Tuesday, November 6, 2007

Why the Angels Sing

There's an article in the Sept. 24th New Yorker magazine by Oliver Sacks, the nuerologist/philosopher. I really love his stuff. It's always about somebody with a wierd brain injury or nuerological condition and how they put life together, or not. (If you're up for a challenging read, Richard Power's latest novel, The Echo Maker, has an Oliver Sacks character in it, and he has totally clay feet. Since I read that book, Sack's articles are even more interesting to me because now I read them with a layer of wondering about the author's life and relationships and ability to cope . . . It's not just the patients that are interesting!)

OK. That was an aside. Here's the point: This article is about a man who has complete amnesia. He doesn't remember being alive from minute to minute. Every time he blinks, he opens his eyes to a new world.
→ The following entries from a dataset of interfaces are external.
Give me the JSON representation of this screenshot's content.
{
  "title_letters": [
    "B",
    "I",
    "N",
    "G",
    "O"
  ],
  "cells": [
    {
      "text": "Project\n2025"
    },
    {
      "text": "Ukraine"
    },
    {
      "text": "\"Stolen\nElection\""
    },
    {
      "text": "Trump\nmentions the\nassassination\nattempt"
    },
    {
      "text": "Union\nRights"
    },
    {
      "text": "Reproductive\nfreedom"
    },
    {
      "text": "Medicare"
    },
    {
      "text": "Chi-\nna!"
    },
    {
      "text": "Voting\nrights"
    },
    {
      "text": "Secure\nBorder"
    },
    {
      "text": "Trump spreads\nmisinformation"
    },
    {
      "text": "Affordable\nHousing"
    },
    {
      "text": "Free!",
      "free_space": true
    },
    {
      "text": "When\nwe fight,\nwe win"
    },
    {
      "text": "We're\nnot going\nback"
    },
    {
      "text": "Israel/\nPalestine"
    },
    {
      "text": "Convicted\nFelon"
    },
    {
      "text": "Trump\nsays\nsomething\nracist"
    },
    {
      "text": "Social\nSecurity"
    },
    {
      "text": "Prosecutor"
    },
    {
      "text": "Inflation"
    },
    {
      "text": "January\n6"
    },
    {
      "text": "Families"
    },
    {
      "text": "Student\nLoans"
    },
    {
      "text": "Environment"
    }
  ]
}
That memory part that ties life together for us is gone. BUT !
He has performative memory. He has language. He can walk. He can feed himself. He knows how to do everyday tasks (if someone reminds him to do them - rather like yours truly). And - this is the important part - he was a musician before his brain injury. And he's still a musician! He knows pieces. He can learn pieces. He reads music and can conduct a choir, just as well as he could before. During the performance of music, he is completely alive and whole.

At the end of the article, Sacks speculates on why this is. And he quotes Victor Zuckerkandll, a philosopher of music . . . "The hearing of a melody is a hearing with the melody. It is even a condition of hearing melody that the tone present at the moment should fill consciousness entirely, that nothing should be remembered, nothing except it or beside it be present in consciousness. . . . .Hearing a melody is hearing, having heard, and being about to hear, all at once. . . . Every melody declares to us that the past can be there without being remembered, the future without being foreknown. (Sound and Symbol, 1956)

Here's the phrase I love: "Every melody declares to us that the past can be there without being remembered, the future without being foreknown."
Doesn't that make "melody" the moment when faith (in a past that we can't remember)
and hope (for a future we cannot foreknow)
are joined in love (which fills the present)?

Doesn't that help explain why music and spirituality are so closely linked?

I'll by hummin' all day long . . .

No comments: